We mention the continuing talks between the Indian and Chinese governments,” State Department Speaker Ned Price told a news briefing.”
We continue to advocate direct negotiation and peaceful settlement of certain border conflicts,” he said, adding: “We are concerned about the trend of continuing attempts by Beijing to bully its neighbours. We will stand with mates as usual, we will stand with supporters, we will stand with allies.
India and China have been engaged in a military standoff over their contested mountainous frontier and after soldiers were killed in a clash there, Indian public sentiment has hardened against Beijing.
Following a call earlier in the day between Secretary of State Antony Blinken and Foreign Minister Subrahmanyam Jaishankar of India, Price spoke.
The State Department said the intent of the call was “to reaffirm the strength of the partnership between the US and India” and issues of mutual interest, including Myanmar.
On February 1, Myanmar’s military overthrew Aung San Suu Kyi’s newly elected government and arrested her and other politicians from her National League for Democracy (NLD).

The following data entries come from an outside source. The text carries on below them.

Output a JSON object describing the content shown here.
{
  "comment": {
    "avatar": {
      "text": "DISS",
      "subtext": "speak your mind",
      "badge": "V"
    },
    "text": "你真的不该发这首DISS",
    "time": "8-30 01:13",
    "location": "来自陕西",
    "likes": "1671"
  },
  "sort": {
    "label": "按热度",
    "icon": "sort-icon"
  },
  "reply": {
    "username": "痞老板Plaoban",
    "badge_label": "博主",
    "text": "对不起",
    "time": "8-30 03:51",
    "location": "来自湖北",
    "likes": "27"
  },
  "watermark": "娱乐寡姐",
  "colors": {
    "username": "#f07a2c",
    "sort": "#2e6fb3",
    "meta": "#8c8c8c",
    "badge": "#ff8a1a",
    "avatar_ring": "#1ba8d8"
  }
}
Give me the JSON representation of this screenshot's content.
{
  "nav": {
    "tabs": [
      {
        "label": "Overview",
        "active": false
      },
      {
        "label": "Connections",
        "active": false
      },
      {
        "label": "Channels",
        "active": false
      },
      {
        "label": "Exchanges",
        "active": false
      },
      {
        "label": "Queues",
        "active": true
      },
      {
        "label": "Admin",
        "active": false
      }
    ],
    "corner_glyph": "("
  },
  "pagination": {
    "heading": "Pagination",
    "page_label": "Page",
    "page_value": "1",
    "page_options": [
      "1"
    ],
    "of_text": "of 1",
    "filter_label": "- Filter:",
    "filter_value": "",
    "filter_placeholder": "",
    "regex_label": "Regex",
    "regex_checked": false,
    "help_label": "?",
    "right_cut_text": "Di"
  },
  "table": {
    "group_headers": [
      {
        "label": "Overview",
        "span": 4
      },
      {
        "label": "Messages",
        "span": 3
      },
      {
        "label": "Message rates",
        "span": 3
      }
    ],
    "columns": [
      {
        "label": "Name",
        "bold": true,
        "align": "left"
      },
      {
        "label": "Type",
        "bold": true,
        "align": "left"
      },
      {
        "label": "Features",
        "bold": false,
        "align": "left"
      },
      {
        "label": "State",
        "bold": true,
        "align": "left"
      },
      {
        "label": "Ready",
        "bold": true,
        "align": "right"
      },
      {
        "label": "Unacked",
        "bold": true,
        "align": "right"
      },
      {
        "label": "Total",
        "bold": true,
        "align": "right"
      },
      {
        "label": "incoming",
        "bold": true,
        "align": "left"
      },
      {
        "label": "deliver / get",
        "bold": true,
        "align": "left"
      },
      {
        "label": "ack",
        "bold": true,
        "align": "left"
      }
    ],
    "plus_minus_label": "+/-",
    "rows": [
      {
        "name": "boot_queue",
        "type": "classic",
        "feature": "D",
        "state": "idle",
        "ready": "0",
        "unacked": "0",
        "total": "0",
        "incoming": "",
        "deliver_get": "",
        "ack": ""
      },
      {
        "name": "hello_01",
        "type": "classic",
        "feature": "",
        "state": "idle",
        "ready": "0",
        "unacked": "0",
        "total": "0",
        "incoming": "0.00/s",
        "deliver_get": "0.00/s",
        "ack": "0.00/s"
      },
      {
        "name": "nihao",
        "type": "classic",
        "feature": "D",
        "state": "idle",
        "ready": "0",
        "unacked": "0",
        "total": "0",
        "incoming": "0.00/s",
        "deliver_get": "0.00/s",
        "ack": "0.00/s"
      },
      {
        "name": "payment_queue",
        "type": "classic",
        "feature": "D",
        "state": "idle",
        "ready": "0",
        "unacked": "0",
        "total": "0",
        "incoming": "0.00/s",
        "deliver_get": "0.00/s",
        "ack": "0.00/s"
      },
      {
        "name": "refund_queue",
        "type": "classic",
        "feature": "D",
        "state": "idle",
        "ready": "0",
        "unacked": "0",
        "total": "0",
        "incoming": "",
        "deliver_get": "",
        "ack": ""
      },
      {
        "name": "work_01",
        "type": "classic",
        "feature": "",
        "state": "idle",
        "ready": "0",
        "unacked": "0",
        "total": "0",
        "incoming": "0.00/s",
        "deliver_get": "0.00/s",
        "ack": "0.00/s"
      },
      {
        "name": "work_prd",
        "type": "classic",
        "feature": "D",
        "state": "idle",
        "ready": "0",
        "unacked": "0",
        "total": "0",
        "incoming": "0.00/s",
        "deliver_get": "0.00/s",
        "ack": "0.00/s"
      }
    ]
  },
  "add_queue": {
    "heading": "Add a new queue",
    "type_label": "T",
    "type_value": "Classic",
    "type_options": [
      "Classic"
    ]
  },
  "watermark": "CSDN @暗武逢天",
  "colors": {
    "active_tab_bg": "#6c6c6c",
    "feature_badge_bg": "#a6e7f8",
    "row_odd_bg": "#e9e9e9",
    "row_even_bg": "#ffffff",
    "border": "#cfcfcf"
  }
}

The two have addressed cooperation across the Indo-Pacific, the statement said, adding that they looked forward to increased regional cooperation, including through the Quad, an informal grouping of the US, India, Japan and Australia seen as a way of pushing back against the increasing assertiveness of China.
In a telephone call on Monday, new U.S. President Joe Biden and Indian Prime Minister Narendra Modi agreed to improve Indo-Pacific security across the Quad.